Task item:
Your task is to repeat the entries word for word while leaving out the pictures.

[Component data from apps and pages]
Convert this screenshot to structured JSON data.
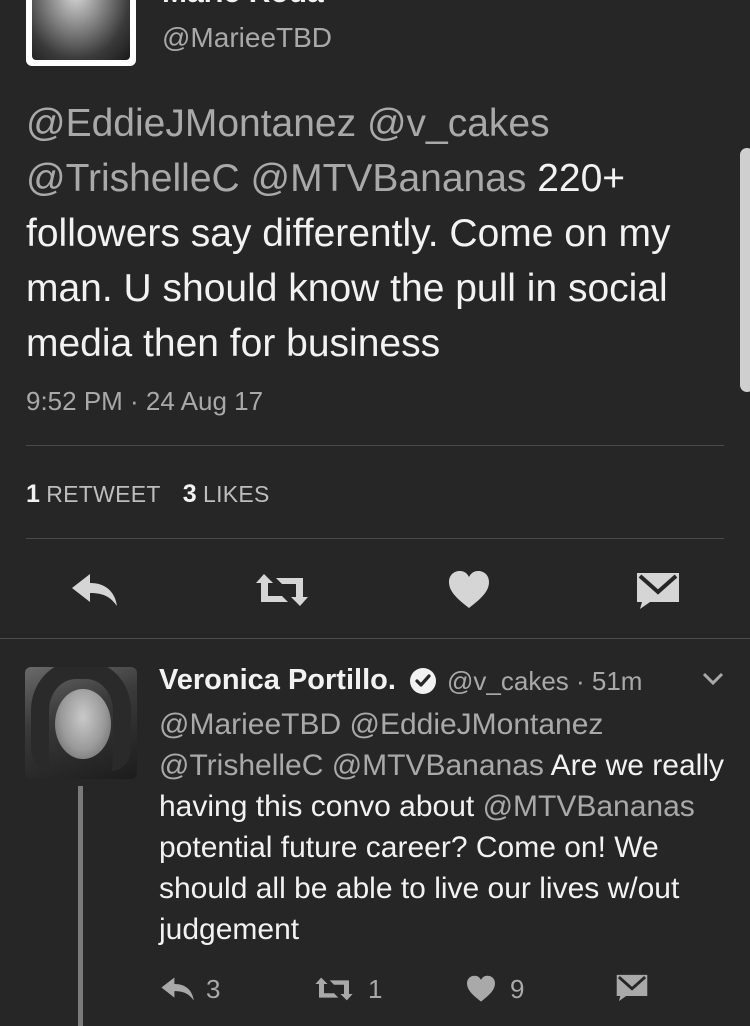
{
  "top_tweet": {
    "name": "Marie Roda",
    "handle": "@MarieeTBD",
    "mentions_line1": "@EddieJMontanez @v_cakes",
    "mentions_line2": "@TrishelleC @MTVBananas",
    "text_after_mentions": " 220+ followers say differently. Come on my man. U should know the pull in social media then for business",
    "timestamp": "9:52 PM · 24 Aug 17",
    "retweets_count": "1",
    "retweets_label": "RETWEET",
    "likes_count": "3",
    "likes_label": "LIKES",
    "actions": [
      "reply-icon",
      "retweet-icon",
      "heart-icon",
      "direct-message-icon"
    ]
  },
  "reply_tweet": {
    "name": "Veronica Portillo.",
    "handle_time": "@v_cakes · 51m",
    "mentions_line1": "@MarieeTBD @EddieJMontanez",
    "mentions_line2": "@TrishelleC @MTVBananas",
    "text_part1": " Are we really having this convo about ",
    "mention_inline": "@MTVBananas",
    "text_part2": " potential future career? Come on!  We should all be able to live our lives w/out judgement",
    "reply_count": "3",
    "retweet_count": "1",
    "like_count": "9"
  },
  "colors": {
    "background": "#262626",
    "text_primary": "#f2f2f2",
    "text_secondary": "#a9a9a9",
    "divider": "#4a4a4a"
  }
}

Answer to this task:
Convert this screenshot to structured JSON data.
{
  "top_tweet": {
    "name": "Marie Roda",
    "handle": "@MarieeTBD",
    "mentions_line1": "@EddieJMontanez @v_cakes",
    "mentions_line2": "@TrishelleC @MTVBananas",
    "text_after_mentions": " 220+ followers say differently. Come on my man. U should know the pull in social media then for business",
    "timestamp": "9:52 PM · 24 Aug 17",
    "retweets_count": "1",
    "retweets_label": "RETWEET",
    "likes_count": "3",
    "likes_label": "LIKES",
    "actions": [
      "reply-icon",
      "retweet-icon",
      "heart-icon",
      "direct-message-icon"
    ]
  },
  "reply_tweet": {
    "name": "Veronica Portillo.",
    "handle_time": "@v_cakes · 51m",
    "mentions_line1": "@MarieeTBD @EddieJMontanez",
    "mentions_line2": "@TrishelleC @MTVBananas",
    "text_part1": " Are we really having this convo about ",
    "mention_inline": "@MTVBananas",
    "text_part2": " potential future career? Come on!  We should all be able to live our lives w/out judgement",
    "reply_count": "3",
    "retweet_count": "1",
    "like_count": "9"
  },
  "colors": {
    "background": "#262626",
    "text_primary": "#f2f2f2",
    "text_secondary": "#a9a9a9",
    "divider": "#4a4a4a"
  }
}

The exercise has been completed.